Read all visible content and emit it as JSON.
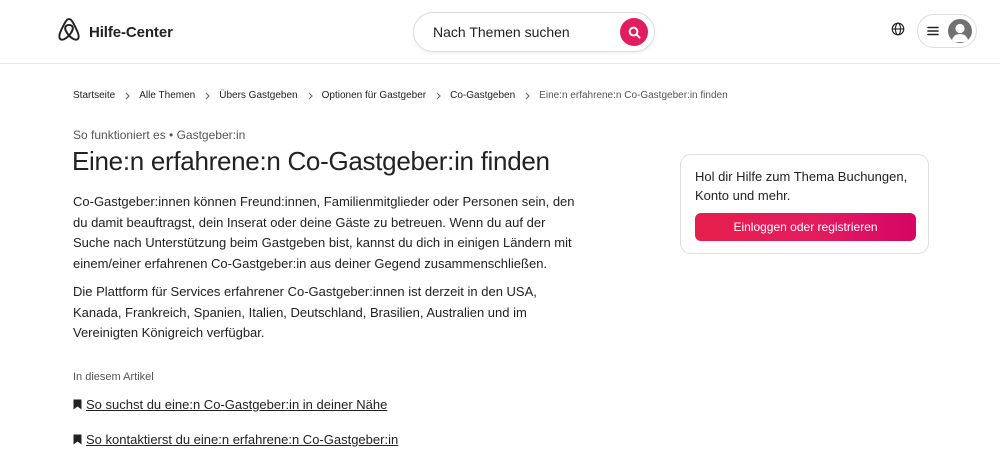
{
  "header": {
    "brand": "Hilfe-Center",
    "search": {
      "label": "Nach Themen suchen"
    },
    "accent": "#e31c5f",
    "icons": [
      "airbnb-logo-icon",
      "search-icon",
      "globe-icon",
      "menu-icon",
      "user-avatar-icon"
    ]
  },
  "breadcrumb": {
    "items": [
      "Startseite",
      "Alle Themen",
      "Übers Gastgeben",
      "Optionen für Gastgeber",
      "Co-Gastgeben",
      "Eine:n erfahrene:n Co-Gastgeber:in finden"
    ]
  },
  "article": {
    "eyebrow": "So funktioniert es • Gastgeber:in",
    "title": "Eine:n erfahrene:n Co-Gastgeber:in finden",
    "paragraphs": [
      "Co-Gastgeber:innen können Freund:innen, Familienmitglieder oder Personen sein, den du damit beauftragst, dein Inserat oder deine Gäste zu betreuen. Wenn du auf der Suche nach Unterstützung beim Gastgeben bist, kannst du dich in einigen Ländern mit einem/einer erfahrenen Co-Gastgeber:in aus deiner Gegend zusammenschließen.",
      "Die Plattform für Services erfahrener Co-Gastgeber:innen ist derzeit in den USA, Kanada, Frankreich, Spanien, Italien, Deutschland, Brasilien, Australien und im Vereinigten Königreich verfügbar."
    ],
    "toc": {
      "label": "In diesem Artikel",
      "items": [
        "So suchst du eine:n Co-Gastgeber:in in deiner Nähe",
        "So kontaktierst du eine:n erfahrene:n Co-Gastgeber:in"
      ]
    }
  },
  "help_card": {
    "text": "Hol dir Hilfe zum Thema Buchungen, Konto und mehr.",
    "button": "Einloggen oder registrieren"
  }
}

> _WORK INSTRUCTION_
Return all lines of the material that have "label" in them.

> _EXERCISE ANSWER_
      "label": "Nach Themen suchen"
      "label": "In diesem Artikel",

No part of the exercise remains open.